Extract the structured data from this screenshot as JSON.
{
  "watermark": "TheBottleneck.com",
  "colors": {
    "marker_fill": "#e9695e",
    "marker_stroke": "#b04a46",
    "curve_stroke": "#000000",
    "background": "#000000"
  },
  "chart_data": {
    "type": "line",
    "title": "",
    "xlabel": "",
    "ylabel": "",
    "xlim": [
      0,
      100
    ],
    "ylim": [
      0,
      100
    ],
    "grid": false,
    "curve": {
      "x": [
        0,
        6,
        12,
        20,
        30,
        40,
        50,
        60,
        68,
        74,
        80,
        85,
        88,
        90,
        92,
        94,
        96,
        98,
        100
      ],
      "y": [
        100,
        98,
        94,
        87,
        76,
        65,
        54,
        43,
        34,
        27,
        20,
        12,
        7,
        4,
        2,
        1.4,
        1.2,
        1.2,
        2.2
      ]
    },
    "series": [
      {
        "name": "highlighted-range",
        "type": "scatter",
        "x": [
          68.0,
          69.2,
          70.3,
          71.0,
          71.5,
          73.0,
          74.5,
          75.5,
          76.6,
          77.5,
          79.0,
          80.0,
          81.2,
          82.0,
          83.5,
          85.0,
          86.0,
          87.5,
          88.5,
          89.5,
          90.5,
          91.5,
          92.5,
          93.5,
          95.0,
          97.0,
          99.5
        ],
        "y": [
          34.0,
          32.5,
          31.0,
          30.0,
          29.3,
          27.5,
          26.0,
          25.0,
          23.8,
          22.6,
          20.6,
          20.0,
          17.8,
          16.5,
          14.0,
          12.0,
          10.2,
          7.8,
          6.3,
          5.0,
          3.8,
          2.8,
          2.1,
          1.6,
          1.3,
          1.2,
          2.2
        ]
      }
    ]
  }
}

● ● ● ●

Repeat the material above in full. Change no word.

Extract the structured data from this screenshot as JSON.
{
  "watermark": "TheBottleneck.com",
  "colors": {
    "marker_fill": "#e9695e",
    "marker_stroke": "#b04a46",
    "curve_stroke": "#000000",
    "background": "#000000"
  },
  "chart_data": {
    "type": "line",
    "title": "",
    "xlabel": "",
    "ylabel": "",
    "xlim": [
      0,
      100
    ],
    "ylim": [
      0,
      100
    ],
    "grid": false,
    "curve": {
      "x": [
        0,
        6,
        12,
        20,
        30,
        40,
        50,
        60,
        68,
        74,
        80,
        85,
        88,
        90,
        92,
        94,
        96,
        98,
        100
      ],
      "y": [
        100,
        98,
        94,
        87,
        76,
        65,
        54,
        43,
        34,
        27,
        20,
        12,
        7,
        4,
        2,
        1.4,
        1.2,
        1.2,
        2.2
      ]
    },
    "series": [
      {
        "name": "highlighted-range",
        "type": "scatter",
        "x": [
          68.0,
          69.2,
          70.3,
          71.0,
          71.5,
          73.0,
          74.5,
          75.5,
          76.6,
          77.5,
          79.0,
          80.0,
          81.2,
          82.0,
          83.5,
          85.0,
          86.0,
          87.5,
          88.5,
          89.5,
          90.5,
          91.5,
          92.5,
          93.5,
          95.0,
          97.0,
          99.5
        ],
        "y": [
          34.0,
          32.5,
          31.0,
          30.0,
          29.3,
          27.5,
          26.0,
          25.0,
          23.8,
          22.6,
          20.6,
          20.0,
          17.8,
          16.5,
          14.0,
          12.0,
          10.2,
          7.8,
          6.3,
          5.0,
          3.8,
          2.8,
          2.1,
          1.6,
          1.3,
          1.2,
          2.2
        ]
      }
    ]
  }
}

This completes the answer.